European Commission/ EUR-Lex: Council Recommendation on Raising seasonal vaccination coverage among risk groups and healthcare workers (22 December 2009)
Council Recommendation on Raising seasonal vaccination coverage among risk groups and healthcare workers (22 December 2009)
Comparing introduction to Europe of highly pathogenic avian influenza viruses A(H5N8) in 2014 and A(H5N1) in 2005 Eurosurveillance, vol 19, issue 50
Since the beginning of November 2014, nine outbreaks of highly pathogenic avian influenza virus (HPAIV) A(H5N8) in poultry have been detected in four European countries. In this report, similarities and differences between the modes of introduction of HPAIV A(H5N1) and A(H5N8) into Europe are described. Experiences from outbreaks of A(H5N1) in Europe demonstrated that early detection to control HPAIV in poultry has proven pivotal to minimise the risk of zoonotic transmission and prevention of human cases.
WHO Guidance for Surveillance during an Influenza Pandemic
This guidance is an update to an earlier document “Global surveillance during an influenza pandemic”, published in April 2009. It takes the lesions learned from the 2009 influenza pandemic into consideration and focuses on the key surveillance components needed during an influenza pandemic. The purpose of the updated guidance is to outline the surveillance strategies and essential data requirements that Member States can use throughout the course of an influenza pandemic to ensure informed risk management decisions in pandemic response and fulfilment of IHR (2005) core capacity requirements.
European Commission: Influenza
Vaccination policy is a competence of national authorities however, the European Commission supports EU countries to coordinate their policies and programmes. To support EU countries in maintaining or increasing rates of vaccination, the EU Commission promotes seasonal flu vaccination to at risk groups.
The Global Influenza Programme (GIP) provides Member States with strategic guidance, technical support and coordination of activities essential to make their health systems better prepared against seasonal, zoonotic and pandemic influenza threats to populations and individuals.
WHO Europe: Influenza
WHO/Europe aim to reduce influenza-related morbidity and mortality by strengthening virological and epidemiological surveillance for mild and severe influenza; using surveillance data to estimate the burden of influenza in order to prioritize national influenza vaccination programmes; and maintaining and strengthening pandemic preparedness activities at the national level. WHO/Europe also monitors the emergence of other respiratory pathogens that have the potential to spread among humans. These include coronaviruses, which cause a range of illnesses from severe acute respiratory syndrome (SARS) and Middle East respiratory syndrome coronavirus (MERS-CoV) to the common cold.
CDC (Centres for Disease Control and Prevention): Influenza
CDC works 24/7 to protect America from health, safety and security threats, both foreign and in the U.S. Whether diseases start at home or abroad, are chronic or acute, curable or preventable, human error or deliberate attack, CDC fights disease and supports communities and citizens to do the same.

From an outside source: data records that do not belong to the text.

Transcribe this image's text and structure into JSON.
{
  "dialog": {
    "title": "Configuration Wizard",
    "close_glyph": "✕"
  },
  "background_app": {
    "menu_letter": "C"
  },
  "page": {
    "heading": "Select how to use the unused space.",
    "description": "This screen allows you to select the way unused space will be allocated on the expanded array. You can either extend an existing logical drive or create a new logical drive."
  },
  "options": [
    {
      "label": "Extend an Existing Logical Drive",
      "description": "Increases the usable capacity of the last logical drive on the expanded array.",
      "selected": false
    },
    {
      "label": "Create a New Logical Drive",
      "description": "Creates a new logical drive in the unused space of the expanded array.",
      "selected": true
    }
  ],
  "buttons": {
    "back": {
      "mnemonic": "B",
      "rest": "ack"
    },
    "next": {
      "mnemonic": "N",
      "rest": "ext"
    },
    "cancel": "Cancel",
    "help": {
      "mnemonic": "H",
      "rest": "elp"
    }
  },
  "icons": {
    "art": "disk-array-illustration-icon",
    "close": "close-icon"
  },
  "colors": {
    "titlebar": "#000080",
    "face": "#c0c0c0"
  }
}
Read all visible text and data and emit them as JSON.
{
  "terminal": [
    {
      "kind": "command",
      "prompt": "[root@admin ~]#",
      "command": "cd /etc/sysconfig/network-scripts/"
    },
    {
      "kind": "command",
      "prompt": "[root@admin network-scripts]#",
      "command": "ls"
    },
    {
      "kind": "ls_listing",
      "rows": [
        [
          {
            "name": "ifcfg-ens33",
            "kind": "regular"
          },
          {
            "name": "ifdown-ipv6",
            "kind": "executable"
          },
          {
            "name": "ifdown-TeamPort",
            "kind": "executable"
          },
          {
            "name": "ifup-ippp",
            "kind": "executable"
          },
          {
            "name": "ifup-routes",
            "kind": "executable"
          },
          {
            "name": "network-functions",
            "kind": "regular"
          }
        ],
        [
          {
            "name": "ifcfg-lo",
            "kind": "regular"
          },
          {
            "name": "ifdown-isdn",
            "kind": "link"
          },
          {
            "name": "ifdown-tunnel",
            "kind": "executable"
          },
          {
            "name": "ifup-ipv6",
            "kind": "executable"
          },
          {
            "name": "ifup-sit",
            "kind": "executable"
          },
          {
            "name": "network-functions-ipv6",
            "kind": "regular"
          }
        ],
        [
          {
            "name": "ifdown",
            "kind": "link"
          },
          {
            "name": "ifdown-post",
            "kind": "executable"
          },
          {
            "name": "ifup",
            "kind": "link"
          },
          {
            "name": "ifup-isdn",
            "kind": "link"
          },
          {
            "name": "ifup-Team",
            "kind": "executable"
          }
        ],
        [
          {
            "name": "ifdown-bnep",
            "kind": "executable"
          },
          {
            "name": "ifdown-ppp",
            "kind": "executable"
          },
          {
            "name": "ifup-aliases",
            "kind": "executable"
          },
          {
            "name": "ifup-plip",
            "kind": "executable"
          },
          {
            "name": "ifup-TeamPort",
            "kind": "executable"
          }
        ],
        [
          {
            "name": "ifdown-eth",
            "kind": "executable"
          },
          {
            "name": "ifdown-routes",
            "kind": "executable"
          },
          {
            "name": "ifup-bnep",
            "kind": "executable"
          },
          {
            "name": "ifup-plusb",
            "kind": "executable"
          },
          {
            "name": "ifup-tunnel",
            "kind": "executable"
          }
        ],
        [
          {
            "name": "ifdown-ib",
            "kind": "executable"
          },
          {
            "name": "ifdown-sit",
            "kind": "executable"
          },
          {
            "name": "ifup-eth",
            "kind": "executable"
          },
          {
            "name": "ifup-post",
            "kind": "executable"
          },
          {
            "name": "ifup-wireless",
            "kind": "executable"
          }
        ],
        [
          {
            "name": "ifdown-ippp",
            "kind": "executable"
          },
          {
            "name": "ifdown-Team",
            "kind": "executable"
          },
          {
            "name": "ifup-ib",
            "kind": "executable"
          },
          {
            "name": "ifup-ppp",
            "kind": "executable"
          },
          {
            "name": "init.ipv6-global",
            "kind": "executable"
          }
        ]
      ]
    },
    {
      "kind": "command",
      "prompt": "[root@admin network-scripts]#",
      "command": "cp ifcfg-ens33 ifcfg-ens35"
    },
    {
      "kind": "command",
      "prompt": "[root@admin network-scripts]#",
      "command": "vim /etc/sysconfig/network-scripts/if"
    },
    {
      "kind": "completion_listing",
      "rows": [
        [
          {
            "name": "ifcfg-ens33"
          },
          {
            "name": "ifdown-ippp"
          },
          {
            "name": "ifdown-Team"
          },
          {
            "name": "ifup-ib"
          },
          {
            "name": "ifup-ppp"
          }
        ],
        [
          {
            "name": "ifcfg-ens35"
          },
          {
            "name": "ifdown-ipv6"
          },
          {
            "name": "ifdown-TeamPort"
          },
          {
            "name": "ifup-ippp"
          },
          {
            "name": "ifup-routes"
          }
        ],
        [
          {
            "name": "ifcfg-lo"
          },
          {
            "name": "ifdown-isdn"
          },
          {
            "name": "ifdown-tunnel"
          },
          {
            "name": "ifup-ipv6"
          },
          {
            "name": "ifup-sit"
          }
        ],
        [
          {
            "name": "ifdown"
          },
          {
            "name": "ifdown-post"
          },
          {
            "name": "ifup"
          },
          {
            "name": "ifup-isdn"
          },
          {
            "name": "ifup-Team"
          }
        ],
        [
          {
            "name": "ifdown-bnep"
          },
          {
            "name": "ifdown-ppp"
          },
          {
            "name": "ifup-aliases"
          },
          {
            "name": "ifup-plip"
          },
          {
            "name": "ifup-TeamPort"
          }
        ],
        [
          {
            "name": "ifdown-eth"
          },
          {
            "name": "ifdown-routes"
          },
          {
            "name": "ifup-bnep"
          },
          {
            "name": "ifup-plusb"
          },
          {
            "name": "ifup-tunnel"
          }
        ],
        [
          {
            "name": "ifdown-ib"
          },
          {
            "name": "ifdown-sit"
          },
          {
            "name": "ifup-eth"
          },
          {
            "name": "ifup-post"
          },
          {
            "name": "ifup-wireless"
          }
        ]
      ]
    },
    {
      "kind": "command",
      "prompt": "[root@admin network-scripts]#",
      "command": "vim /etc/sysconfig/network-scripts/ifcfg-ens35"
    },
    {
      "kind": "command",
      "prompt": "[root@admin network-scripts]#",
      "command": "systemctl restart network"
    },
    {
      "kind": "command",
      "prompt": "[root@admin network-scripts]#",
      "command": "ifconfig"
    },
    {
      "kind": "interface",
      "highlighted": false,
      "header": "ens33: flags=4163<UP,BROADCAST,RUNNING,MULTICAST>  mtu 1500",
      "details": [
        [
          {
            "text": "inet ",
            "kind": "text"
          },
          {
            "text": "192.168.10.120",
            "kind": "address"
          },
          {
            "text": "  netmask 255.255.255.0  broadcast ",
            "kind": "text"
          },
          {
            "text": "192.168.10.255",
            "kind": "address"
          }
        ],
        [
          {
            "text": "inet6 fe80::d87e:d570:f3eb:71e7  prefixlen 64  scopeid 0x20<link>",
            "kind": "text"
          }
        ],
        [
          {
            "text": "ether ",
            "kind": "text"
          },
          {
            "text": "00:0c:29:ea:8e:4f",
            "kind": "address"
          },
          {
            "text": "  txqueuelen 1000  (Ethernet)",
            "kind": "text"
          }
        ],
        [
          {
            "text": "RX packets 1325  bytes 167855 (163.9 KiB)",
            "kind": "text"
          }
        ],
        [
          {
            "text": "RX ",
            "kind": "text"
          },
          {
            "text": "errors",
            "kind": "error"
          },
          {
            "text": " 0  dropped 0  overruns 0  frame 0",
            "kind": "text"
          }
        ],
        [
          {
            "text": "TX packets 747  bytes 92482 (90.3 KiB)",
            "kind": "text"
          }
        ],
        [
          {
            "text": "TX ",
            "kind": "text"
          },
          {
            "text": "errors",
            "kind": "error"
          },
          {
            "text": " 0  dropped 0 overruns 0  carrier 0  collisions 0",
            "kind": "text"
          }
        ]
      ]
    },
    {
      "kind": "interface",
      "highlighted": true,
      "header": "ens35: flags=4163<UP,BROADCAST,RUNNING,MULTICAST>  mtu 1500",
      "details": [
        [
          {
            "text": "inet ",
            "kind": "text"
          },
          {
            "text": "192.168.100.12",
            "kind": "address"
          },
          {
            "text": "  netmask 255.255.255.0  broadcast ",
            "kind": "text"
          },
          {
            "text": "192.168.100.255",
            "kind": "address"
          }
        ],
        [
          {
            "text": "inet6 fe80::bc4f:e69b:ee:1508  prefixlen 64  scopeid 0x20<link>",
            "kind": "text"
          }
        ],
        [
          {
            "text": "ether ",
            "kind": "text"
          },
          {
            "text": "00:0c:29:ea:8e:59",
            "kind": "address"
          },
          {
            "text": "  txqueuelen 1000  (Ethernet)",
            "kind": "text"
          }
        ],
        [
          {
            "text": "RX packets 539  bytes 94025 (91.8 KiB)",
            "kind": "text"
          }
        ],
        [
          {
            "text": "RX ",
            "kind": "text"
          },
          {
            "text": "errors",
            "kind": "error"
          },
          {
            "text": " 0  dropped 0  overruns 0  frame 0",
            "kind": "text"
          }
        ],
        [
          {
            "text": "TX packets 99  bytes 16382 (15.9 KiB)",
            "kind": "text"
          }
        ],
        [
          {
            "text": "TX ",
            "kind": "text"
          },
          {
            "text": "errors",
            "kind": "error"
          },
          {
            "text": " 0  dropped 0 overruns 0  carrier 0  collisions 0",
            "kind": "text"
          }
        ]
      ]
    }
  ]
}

WHO: Global influenza updates
The summaries of global surveillance are based on data gathered through global and regional data sharing platforms, and direct reports from Member States.
WHO global web-based tool for influenza virological surveillance (FluNet)
FluNet is a global web-based tool for influenza virological surveillance. The number of influenza viruses detected by subtype are critical for tracking the movement of viruses globally and interpreting the epidemiological data. The data at country level are publically available and updated weekly. The results are presented in various formats including tables, maps and graphs.
WHO Regional Office for the Americas PAHO: Influenza updates (FluNet PAHO)
The influenza surveillance data is provided by Ministries of Health and National Influenza Centers of Member States to the Pan American Health Organization (PAHO) or from updates on the Member States' Ministry of Health web pages.